-- AVAILABLE RECORDS follows --

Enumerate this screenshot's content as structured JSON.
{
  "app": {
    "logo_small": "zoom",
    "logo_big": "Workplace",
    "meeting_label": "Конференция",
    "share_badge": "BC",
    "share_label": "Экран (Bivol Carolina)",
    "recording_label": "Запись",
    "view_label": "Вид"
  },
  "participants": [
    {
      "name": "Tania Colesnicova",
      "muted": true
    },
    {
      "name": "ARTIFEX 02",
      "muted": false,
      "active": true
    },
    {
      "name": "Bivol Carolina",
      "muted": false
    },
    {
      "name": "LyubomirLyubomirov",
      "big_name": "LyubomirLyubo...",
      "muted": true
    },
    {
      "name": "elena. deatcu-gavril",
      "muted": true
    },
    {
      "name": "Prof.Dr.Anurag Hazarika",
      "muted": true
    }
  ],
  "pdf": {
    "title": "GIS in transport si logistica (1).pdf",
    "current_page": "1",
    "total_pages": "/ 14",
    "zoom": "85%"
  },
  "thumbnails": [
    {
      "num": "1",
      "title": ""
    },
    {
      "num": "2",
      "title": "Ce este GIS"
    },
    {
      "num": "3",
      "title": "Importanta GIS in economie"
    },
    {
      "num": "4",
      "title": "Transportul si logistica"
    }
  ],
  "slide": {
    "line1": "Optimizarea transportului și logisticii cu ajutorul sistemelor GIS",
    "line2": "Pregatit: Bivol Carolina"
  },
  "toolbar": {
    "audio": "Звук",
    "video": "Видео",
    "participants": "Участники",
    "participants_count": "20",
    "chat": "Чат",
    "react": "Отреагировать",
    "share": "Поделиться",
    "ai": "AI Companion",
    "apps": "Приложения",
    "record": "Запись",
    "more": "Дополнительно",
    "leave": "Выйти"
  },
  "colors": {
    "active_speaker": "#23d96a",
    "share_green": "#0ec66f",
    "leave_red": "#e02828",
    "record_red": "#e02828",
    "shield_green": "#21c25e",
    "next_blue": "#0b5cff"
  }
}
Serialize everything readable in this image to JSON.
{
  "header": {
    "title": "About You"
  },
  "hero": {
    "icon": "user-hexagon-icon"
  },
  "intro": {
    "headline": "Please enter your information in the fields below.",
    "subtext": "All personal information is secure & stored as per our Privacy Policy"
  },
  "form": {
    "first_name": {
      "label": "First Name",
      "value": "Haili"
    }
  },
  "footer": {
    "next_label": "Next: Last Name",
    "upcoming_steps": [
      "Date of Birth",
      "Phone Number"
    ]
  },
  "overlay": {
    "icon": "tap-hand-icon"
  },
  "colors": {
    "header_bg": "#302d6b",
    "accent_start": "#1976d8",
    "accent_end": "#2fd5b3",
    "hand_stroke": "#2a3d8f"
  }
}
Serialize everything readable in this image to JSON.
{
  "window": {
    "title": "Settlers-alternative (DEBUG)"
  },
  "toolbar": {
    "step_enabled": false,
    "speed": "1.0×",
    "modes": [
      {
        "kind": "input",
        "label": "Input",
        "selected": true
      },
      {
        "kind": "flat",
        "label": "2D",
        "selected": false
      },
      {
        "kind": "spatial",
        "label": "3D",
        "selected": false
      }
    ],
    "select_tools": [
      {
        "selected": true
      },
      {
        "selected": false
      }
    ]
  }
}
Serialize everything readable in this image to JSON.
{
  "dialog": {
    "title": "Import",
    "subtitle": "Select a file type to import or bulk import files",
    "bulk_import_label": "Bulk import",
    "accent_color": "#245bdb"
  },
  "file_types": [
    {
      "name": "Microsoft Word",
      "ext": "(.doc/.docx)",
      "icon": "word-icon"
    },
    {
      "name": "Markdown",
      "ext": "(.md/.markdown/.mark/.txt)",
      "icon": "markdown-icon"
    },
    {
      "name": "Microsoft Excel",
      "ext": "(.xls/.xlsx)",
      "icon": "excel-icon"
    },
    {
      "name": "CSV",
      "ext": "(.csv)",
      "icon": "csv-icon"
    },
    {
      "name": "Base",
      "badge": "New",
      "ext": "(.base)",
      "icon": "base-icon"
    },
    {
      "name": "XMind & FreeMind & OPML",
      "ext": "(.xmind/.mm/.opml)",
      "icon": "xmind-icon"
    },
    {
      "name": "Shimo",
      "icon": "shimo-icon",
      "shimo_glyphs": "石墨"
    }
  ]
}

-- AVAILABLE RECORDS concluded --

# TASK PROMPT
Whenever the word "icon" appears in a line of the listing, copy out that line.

# SOLUTION
    "icon": "user-hexagon-icon"
    "icon": "tap-hand-icon"
      "icon": "word-icon"
      "icon": "markdown-icon"
      "icon": "excel-icon"
      "icon": "csv-icon"
      "icon": "base-icon"
      "icon": "xmind-icon"
      "icon": "shimo-icon",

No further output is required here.